*** Block opens ***

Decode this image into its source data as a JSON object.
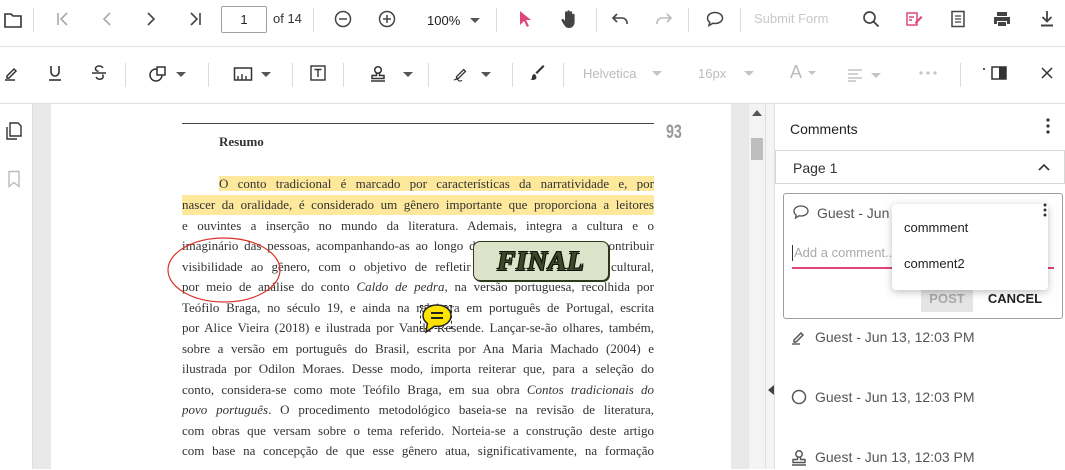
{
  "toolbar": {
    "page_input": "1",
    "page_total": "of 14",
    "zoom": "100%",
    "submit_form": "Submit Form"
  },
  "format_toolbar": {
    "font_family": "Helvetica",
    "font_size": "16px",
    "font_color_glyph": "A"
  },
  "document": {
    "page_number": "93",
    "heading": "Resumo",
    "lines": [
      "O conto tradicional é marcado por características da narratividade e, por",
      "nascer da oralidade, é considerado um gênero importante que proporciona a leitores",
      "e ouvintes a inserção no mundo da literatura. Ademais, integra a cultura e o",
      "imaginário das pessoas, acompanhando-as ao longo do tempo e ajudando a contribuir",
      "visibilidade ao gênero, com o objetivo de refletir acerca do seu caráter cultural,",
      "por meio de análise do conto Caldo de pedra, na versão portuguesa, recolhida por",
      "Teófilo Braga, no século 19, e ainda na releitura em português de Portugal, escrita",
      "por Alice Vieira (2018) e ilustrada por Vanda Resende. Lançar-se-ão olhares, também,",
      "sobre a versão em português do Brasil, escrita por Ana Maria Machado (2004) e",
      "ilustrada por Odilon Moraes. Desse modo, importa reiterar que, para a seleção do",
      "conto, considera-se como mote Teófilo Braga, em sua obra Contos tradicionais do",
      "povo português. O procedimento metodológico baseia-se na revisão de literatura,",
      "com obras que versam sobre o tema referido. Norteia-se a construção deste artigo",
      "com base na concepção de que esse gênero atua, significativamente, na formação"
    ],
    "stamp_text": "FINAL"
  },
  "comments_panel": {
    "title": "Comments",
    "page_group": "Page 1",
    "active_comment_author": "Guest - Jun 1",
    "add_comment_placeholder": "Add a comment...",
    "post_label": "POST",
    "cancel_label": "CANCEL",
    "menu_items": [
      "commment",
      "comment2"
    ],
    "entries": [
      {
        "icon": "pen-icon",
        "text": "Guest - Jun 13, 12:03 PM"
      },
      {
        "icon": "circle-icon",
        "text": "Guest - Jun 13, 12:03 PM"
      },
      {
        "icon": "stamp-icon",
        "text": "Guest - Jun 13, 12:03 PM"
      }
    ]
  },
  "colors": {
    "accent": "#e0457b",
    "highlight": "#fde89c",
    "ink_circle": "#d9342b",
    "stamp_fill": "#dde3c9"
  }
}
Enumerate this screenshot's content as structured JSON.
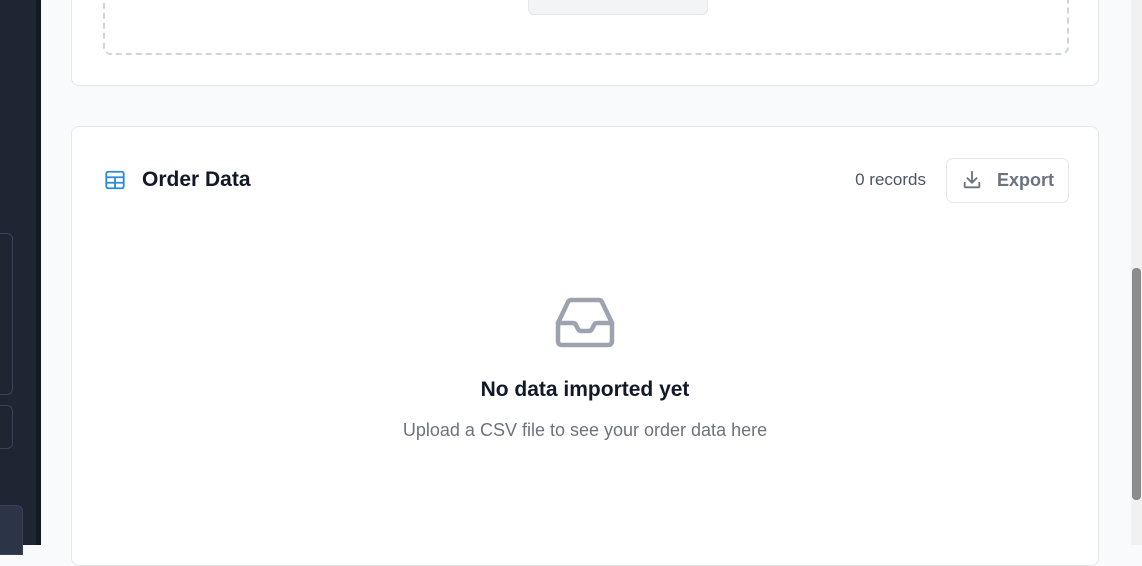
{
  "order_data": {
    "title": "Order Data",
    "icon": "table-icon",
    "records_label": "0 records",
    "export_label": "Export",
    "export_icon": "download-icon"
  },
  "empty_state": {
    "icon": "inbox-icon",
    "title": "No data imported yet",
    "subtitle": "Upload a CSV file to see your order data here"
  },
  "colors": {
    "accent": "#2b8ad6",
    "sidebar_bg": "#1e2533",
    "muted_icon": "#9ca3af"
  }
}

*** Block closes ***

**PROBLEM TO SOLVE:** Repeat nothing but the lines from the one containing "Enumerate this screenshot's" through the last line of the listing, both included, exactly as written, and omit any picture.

**YOUR RESPONSE:**
Enumerate this screenshot's content as structured JSON.
{
  "order_data": {
    "title": "Order Data",
    "icon": "table-icon",
    "records_label": "0 records",
    "export_label": "Export",
    "export_icon": "download-icon"
  },
  "empty_state": {
    "icon": "inbox-icon",
    "title": "No data imported yet",
    "subtitle": "Upload a CSV file to see your order data here"
  },
  "colors": {
    "accent": "#2b8ad6",
    "sidebar_bg": "#1e2533",
    "muted_icon": "#9ca3af"
  }
}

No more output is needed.